Money laundering, at its simplest, is the act of making money that comes from Source A look like it comes from Source B. In practice, criminals are trying to disguise the origins of money obtained through illegal activities so it looks like it was obtained from legal sources. Otherwise, they can’t use the money because it would connect them to the criminal activity, and law-enforcement officials would seize it. Money laundering accomplishes this in three steps: (1) getting the money into the financial system, called "placing," (2) moving it around to hide the illegal taint, or "layering," and (3) commingling it with legitimate funds, known as "integrating."

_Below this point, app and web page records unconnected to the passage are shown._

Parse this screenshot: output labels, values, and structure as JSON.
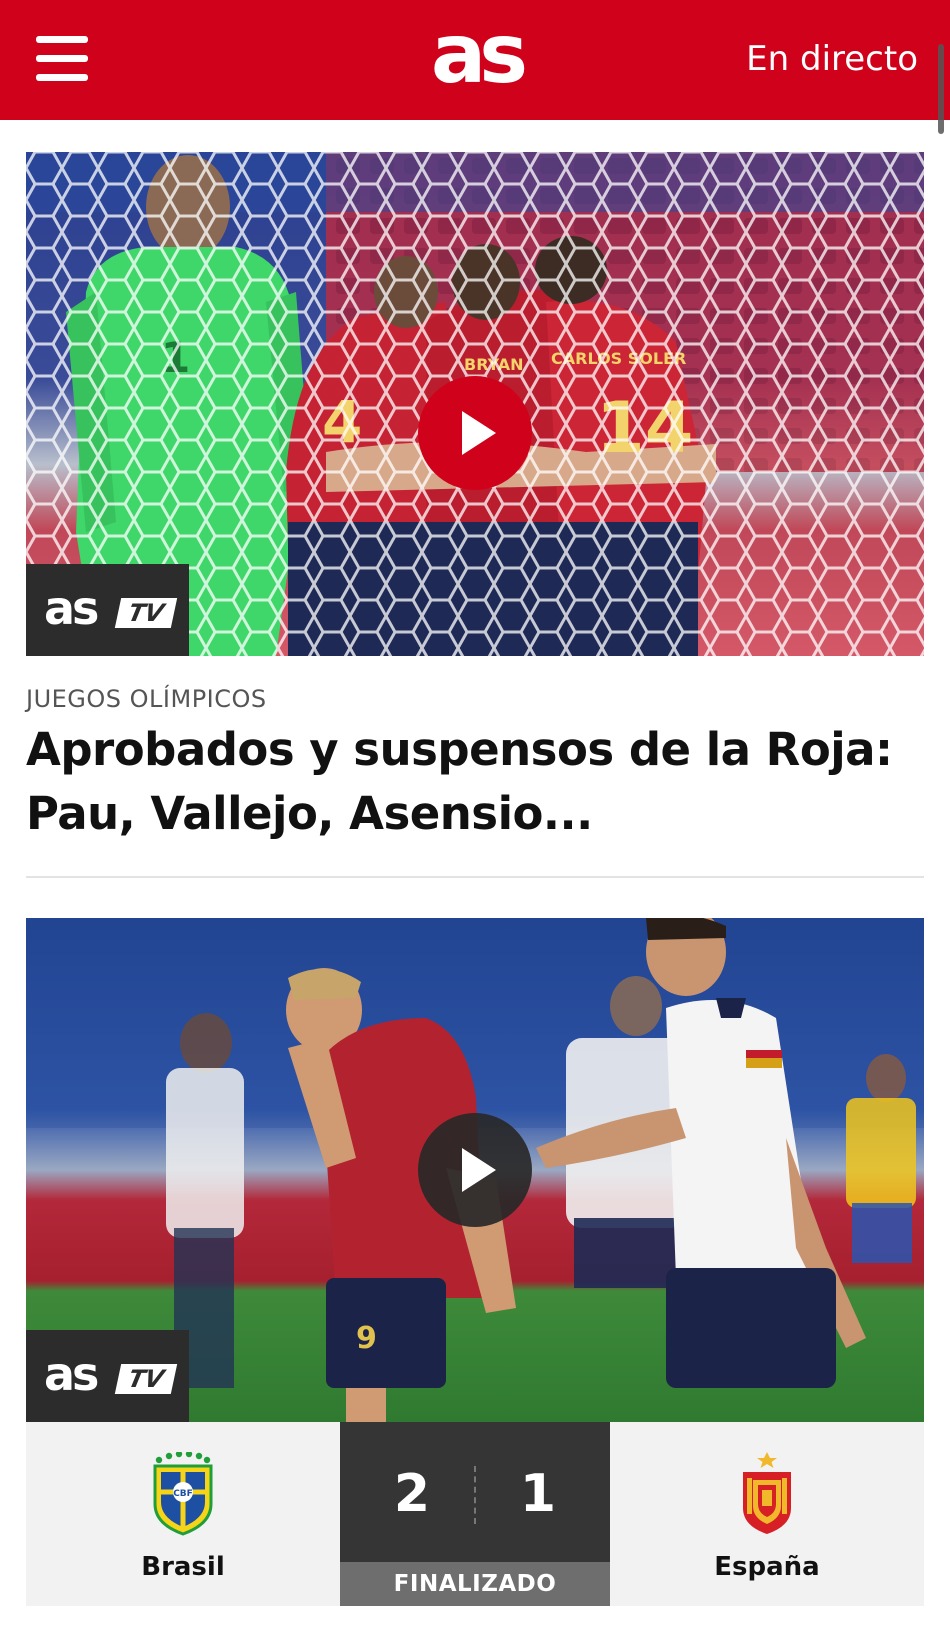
{
  "header": {
    "logo": "as",
    "live_label": "En directo"
  },
  "article1": {
    "video_badge": {
      "as": "as",
      "tv": "TV"
    },
    "section": "JUEGOS OLÍMPICOS",
    "headline": "Aprobados y suspensos de la Roja: Pau, Vallejo, Asensio..."
  },
  "article2": {
    "video_badge": {
      "as": "as",
      "tv": "TV"
    }
  },
  "match": {
    "home_team": "Brasil",
    "away_team": "España",
    "home_score": "2",
    "away_score": "1",
    "status": "FINALIZADO"
  },
  "colors": {
    "brand_red": "#d0021b",
    "scoreboard_dark": "#353535",
    "status_grey": "#6e6e6e"
  },
  "icons": [
    "menu-icon",
    "play-icon",
    "brasil-crest-icon",
    "espana-crest-icon"
  ]
}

Casinos used to make it easy to do this. In the 1970s, one organized crime figure went into an Atlantic City casino with nearly $1.2 million in small bills (authorities figured it must have filled a sizable duffel bag), gambled some of it away, then cashed in $800,000 in chips for $100 bills (these would fit comfortably in an attache case), and, some days later, dumped the money into a Swiss bank.